(Exercise data begins)

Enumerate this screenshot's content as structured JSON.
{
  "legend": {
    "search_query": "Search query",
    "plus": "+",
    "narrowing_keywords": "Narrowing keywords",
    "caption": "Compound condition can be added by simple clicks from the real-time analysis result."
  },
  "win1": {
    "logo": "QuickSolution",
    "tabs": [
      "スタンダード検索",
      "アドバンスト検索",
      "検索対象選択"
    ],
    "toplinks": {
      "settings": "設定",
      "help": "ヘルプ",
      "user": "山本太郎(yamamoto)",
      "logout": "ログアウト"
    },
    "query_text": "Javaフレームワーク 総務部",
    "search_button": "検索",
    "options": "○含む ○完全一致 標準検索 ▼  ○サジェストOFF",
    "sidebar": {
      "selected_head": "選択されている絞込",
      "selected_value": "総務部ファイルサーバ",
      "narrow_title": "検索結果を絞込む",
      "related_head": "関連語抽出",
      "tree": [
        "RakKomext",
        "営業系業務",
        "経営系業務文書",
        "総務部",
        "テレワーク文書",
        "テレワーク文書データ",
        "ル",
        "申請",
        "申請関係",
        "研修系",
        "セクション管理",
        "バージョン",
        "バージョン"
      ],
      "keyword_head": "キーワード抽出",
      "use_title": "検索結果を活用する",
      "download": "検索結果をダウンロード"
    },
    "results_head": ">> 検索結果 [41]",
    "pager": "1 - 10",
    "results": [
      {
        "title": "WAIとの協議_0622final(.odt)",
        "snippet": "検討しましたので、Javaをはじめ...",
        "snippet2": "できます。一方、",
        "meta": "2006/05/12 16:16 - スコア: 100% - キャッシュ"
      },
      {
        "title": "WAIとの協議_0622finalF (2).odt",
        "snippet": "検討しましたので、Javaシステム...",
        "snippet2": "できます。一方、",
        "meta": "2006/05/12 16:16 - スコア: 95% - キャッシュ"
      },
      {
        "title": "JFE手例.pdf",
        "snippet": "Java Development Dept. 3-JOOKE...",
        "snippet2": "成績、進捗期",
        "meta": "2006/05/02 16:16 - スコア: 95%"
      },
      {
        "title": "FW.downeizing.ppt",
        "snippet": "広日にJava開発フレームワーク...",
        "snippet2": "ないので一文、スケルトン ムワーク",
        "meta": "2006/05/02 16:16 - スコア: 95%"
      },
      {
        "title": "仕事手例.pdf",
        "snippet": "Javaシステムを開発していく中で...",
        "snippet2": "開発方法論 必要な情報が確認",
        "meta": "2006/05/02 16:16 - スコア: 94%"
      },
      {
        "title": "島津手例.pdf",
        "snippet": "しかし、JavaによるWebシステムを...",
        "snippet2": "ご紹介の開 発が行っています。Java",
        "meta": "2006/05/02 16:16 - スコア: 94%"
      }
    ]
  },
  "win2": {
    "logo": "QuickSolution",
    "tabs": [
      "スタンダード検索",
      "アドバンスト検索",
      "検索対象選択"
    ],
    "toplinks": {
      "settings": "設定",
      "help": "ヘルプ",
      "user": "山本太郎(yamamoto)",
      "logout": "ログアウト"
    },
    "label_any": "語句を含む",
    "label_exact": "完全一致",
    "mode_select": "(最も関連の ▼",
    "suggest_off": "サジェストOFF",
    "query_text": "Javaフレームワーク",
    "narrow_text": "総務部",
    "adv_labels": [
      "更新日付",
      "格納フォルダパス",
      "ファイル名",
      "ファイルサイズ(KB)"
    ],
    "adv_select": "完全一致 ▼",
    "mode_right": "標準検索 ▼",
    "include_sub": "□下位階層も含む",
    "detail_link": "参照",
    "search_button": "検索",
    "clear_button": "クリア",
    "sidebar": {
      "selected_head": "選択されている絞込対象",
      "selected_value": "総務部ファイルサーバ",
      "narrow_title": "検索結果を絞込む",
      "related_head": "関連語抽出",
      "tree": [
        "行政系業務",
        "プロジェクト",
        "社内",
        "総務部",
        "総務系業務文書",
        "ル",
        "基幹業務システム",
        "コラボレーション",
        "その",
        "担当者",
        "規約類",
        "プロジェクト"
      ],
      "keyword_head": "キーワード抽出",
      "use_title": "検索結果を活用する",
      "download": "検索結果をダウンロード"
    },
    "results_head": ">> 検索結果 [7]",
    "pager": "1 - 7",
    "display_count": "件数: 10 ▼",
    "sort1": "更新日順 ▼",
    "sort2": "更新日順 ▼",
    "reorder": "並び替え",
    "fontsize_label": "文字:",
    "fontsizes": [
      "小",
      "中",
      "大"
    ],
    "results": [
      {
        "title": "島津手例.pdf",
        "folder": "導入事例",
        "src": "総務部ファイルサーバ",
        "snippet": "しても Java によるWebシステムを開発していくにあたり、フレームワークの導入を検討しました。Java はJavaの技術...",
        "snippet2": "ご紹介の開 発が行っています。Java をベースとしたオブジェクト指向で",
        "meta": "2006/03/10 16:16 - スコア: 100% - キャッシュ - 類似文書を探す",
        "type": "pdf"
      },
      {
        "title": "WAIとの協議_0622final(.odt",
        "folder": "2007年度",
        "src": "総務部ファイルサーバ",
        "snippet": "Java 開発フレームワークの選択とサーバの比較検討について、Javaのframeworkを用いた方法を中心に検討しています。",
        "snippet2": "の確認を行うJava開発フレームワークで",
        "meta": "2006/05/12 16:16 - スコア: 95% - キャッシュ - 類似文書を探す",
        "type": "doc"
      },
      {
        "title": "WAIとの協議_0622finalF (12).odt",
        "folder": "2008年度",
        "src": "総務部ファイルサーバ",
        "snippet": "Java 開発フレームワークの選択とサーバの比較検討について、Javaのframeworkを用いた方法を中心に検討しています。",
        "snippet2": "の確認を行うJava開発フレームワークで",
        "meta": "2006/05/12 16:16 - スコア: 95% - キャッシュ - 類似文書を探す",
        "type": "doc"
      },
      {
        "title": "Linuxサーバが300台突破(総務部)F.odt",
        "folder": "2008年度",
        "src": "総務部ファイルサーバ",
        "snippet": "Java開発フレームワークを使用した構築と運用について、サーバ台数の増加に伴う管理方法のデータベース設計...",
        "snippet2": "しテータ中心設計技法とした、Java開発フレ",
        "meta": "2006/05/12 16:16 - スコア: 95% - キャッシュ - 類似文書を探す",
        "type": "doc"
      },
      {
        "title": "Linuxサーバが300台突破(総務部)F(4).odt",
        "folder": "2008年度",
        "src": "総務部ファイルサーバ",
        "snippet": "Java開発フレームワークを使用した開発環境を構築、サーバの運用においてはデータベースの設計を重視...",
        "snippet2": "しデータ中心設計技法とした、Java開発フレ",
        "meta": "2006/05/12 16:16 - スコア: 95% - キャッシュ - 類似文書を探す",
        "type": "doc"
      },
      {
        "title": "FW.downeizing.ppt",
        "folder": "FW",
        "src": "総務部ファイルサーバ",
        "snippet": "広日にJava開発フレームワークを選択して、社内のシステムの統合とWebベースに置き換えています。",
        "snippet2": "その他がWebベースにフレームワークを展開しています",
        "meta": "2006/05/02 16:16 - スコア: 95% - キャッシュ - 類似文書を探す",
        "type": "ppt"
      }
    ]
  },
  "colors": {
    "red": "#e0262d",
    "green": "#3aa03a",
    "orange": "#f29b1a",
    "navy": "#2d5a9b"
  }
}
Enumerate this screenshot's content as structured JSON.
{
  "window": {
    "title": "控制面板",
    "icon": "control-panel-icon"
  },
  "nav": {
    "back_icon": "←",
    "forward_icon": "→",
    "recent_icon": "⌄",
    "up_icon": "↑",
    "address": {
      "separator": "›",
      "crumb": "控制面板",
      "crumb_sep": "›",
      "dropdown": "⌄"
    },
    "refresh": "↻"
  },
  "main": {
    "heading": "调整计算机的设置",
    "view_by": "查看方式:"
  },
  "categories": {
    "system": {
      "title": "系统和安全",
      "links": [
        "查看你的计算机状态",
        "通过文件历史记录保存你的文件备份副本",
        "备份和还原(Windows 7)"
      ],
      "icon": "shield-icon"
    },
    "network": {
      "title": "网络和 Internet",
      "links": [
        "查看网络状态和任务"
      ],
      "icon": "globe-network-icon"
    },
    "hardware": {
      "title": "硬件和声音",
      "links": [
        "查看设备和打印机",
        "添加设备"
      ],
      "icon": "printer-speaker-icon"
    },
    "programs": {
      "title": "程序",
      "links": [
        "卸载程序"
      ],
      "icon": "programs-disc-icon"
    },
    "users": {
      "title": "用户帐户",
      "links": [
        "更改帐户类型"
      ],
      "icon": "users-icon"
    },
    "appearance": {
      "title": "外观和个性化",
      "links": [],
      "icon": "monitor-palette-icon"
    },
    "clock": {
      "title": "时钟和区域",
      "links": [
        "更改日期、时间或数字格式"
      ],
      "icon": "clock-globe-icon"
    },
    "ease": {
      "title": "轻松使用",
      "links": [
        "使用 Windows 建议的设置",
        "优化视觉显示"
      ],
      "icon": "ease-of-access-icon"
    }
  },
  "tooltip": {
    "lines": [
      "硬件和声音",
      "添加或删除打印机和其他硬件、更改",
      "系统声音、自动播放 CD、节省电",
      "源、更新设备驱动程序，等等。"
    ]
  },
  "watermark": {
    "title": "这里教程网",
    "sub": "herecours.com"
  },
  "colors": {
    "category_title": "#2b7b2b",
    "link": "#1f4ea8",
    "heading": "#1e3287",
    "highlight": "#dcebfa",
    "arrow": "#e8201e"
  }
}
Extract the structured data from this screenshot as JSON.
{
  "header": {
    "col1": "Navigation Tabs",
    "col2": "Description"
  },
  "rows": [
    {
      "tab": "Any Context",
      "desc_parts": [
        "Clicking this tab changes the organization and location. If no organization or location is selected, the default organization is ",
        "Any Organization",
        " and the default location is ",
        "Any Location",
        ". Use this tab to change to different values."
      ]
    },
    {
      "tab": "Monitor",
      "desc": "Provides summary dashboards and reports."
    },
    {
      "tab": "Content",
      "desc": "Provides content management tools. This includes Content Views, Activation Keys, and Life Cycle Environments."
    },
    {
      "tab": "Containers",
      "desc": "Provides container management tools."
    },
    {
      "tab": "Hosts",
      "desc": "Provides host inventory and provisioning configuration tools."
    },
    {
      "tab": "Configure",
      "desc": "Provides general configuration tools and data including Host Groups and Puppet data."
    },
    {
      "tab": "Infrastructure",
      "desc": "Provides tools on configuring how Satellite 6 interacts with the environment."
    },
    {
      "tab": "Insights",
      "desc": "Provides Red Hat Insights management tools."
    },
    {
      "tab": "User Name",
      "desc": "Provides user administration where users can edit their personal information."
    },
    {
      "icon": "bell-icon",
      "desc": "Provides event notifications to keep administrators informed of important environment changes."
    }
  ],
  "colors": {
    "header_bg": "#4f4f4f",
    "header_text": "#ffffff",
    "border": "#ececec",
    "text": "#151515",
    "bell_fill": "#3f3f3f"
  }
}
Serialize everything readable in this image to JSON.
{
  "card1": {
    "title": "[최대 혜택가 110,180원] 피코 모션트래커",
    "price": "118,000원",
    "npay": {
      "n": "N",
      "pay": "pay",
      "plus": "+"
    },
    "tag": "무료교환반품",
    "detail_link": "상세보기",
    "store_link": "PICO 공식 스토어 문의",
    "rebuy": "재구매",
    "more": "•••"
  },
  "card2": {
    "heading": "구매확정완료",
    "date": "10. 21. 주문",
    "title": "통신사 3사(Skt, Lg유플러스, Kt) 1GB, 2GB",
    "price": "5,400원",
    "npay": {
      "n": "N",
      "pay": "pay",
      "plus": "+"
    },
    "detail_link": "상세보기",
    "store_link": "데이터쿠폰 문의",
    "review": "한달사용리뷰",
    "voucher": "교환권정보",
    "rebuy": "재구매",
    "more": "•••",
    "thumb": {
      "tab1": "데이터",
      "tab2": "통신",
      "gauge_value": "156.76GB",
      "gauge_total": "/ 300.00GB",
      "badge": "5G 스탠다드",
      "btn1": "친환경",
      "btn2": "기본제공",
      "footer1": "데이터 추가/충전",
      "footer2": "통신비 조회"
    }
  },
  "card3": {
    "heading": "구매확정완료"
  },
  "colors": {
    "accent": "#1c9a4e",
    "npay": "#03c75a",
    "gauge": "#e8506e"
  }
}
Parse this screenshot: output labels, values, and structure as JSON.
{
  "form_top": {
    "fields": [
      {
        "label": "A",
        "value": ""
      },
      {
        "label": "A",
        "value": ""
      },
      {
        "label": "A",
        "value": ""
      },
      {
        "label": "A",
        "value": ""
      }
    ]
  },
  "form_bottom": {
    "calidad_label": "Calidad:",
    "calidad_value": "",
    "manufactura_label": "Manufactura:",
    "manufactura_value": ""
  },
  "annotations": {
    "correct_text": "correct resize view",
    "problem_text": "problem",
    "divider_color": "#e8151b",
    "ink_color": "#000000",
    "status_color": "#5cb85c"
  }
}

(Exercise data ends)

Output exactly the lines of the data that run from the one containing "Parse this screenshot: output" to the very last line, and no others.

Parse this screenshot: output labels, values, and structure as JSON.
{
  "form_top": {
    "fields": [
      {
        "label": "A",
        "value": ""
      },
      {
        "label": "A",
        "value": ""
      },
      {
        "label": "A",
        "value": ""
      },
      {
        "label": "A",
        "value": ""
      }
    ]
  },
  "form_bottom": {
    "calidad_label": "Calidad:",
    "calidad_value": "",
    "manufactura_label": "Manufactura:",
    "manufactura_value": ""
  },
  "annotations": {
    "correct_text": "correct resize view",
    "problem_text": "problem",
    "divider_color": "#e8151b",
    "ink_color": "#000000",
    "status_color": "#5cb85c"
  }
}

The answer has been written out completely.